By STEVE PEOPLES, BILL BARROW and RUSS BYNUM, Associated Press
ATLANTA (AP) — Democrat Raphael Warnock won one of Georgia’s two Senate runoffs Wednesday, becoming the first Black senator in his state’s history and putting the Senate majority within the party’s reach.
A pastor who spent the past 15 years leading the Atlanta church where Martin Luther King Jr. preached, Warnock defeated Republican incumbent Kelly Loeffler. It was a stinging rebuke of outgoing President Donald Trump, who made one of his final trips in office to Georgia to rally his loyal base behind the state’s Republican candidates.
In an emotional address early Wednesday, he vowed to work for all Georgians whether they voted for him or not, citing his personal experience with the American dream. His mother, he said, used to pick “somebody else’s cotton” as a teenager.
“The other day, because this is America, the 82-year-old hands that used to pick somebody else’s cotton picked her youngest son to be a United States senator,” he said. “Tonight, we proved with hope, hard work and the people by our side, anything is possible.”
His victory marks a “reversal of the old southern strategy that sought to divide people,” Warnock told ABC’s “Good Morning America.”
The focus now shifts to the other race between Republican David Perdue and Democrat Jon Ossoff.
Ossoff held a small lead as of Wednesday morning, though it was too early to call the race. Under Georgia law, a trailing candidate may request a recount when the margin of an election is less than or equal to 0.5 percentage points.
If Ossoff wins, Democrats will have complete control of Congress, strengthening President-elect Joe Biden’s standing as he prepares to take office on Jan. 20.

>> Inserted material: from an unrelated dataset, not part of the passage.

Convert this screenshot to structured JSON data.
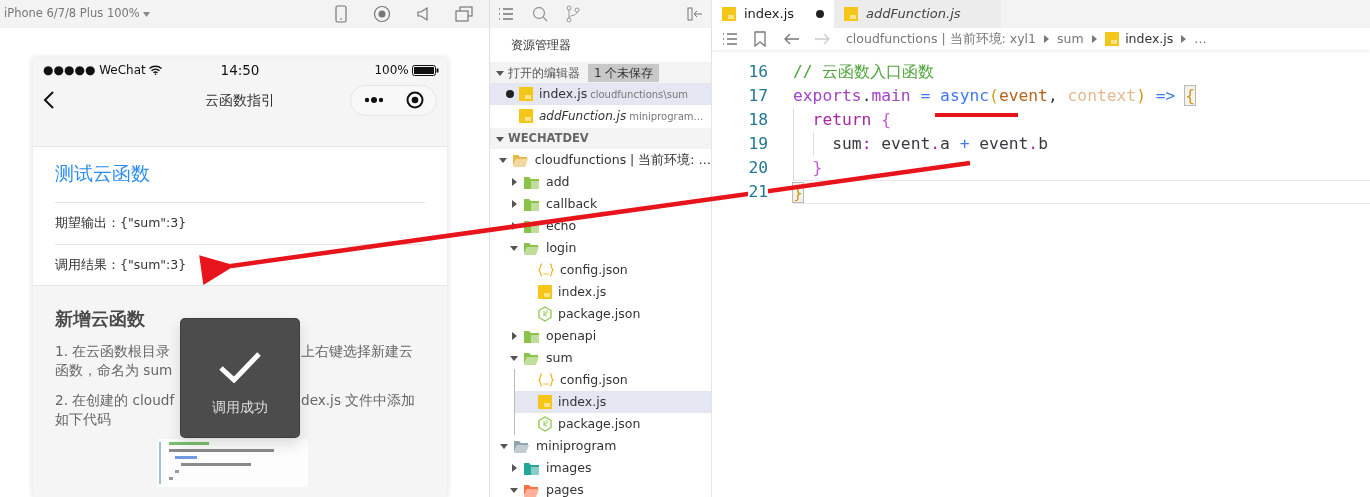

This week’s elections mark the formal finale to the turbulent 2020 election season more than two months after the rest of the nation finished voting. The unusually high stakes transformed Georgia, once a solidly Republican state, into one of the nation’s premier battlegrounds for the final days of Trump’s presidency — and likely beyond.

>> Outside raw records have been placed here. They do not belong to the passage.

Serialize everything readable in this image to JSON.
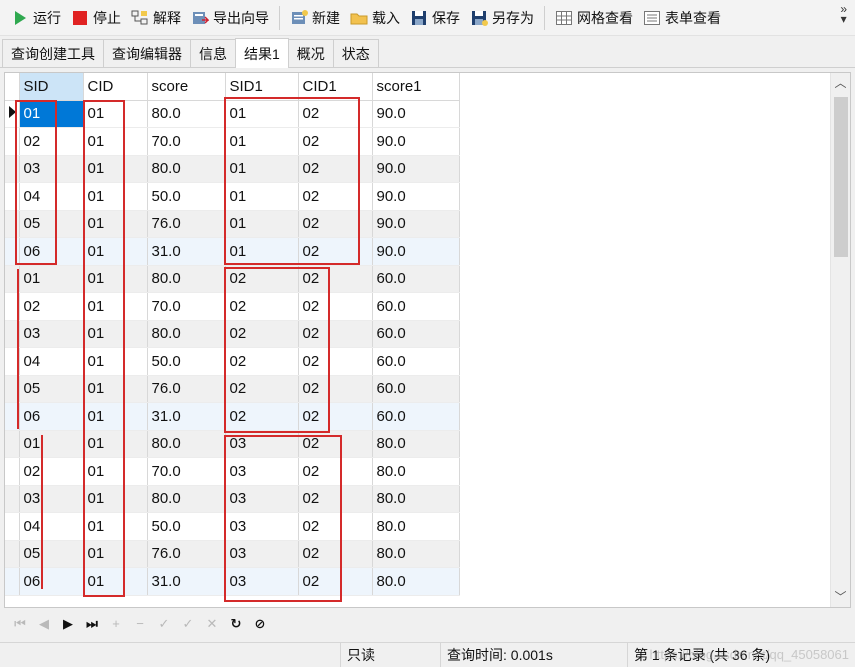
{
  "toolbar": {
    "run": "运行",
    "stop": "停止",
    "explain": "解释",
    "export_wizard": "导出向导",
    "new": "新建",
    "load": "载入",
    "save": "保存",
    "save_as": "另存为",
    "grid_view": "网格查看",
    "form_view": "表单查看",
    "overflow": "»"
  },
  "tabs": [
    {
      "label": "查询创建工具"
    },
    {
      "label": "查询编辑器"
    },
    {
      "label": "信息"
    },
    {
      "label": "结果1",
      "active": true
    },
    {
      "label": "概况"
    },
    {
      "label": "状态"
    }
  ],
  "grid": {
    "columns": [
      "SID",
      "CID",
      "score",
      "SID1",
      "CID1",
      "score1"
    ],
    "rows": [
      [
        "01",
        "01",
        "80.0",
        "01",
        "02",
        "90.0"
      ],
      [
        "02",
        "01",
        "70.0",
        "01",
        "02",
        "90.0"
      ],
      [
        "03",
        "01",
        "80.0",
        "01",
        "02",
        "90.0"
      ],
      [
        "04",
        "01",
        "50.0",
        "01",
        "02",
        "90.0"
      ],
      [
        "05",
        "01",
        "76.0",
        "01",
        "02",
        "90.0"
      ],
      [
        "06",
        "01",
        "31.0",
        "01",
        "02",
        "90.0"
      ],
      [
        "01",
        "01",
        "80.0",
        "02",
        "02",
        "60.0"
      ],
      [
        "02",
        "01",
        "70.0",
        "02",
        "02",
        "60.0"
      ],
      [
        "03",
        "01",
        "80.0",
        "02",
        "02",
        "60.0"
      ],
      [
        "04",
        "01",
        "50.0",
        "02",
        "02",
        "60.0"
      ],
      [
        "05",
        "01",
        "76.0",
        "02",
        "02",
        "60.0"
      ],
      [
        "06",
        "01",
        "31.0",
        "02",
        "02",
        "60.0"
      ],
      [
        "01",
        "01",
        "80.0",
        "03",
        "02",
        "80.0"
      ],
      [
        "02",
        "01",
        "70.0",
        "03",
        "02",
        "80.0"
      ],
      [
        "03",
        "01",
        "80.0",
        "03",
        "02",
        "80.0"
      ],
      [
        "04",
        "01",
        "50.0",
        "03",
        "02",
        "80.0"
      ],
      [
        "05",
        "01",
        "76.0",
        "03",
        "02",
        "80.0"
      ],
      [
        "06",
        "01",
        "31.0",
        "03",
        "02",
        "80.0"
      ]
    ]
  },
  "navbar": {
    "first": "⏮",
    "prev": "◀",
    "next": "▶",
    "last": "⏭",
    "add": "+",
    "delete": "−",
    "apply": "✓",
    "cancel": "✓",
    "clear": "✕",
    "refresh": "↻",
    "stop": "⊘"
  },
  "statusbar": {
    "mode": "只读",
    "query_time": "查询时间: 0.001s",
    "record": "第 1 条记录 (共 36 条)",
    "watermark": "https://blog.csdn.net/qq_45058061"
  },
  "colors": {
    "annotation": "#d42a2a",
    "selection": "#0078d7"
  }
}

Warnock’s victory is a symbol of a striking shift in Georgia’s politics as the swelling number of diverse, college-educated voters flex their power in the heart of the Deep South. It follows Biden’s victory in November, when he became the first Democratic presidential candidate to carry the state since 1992.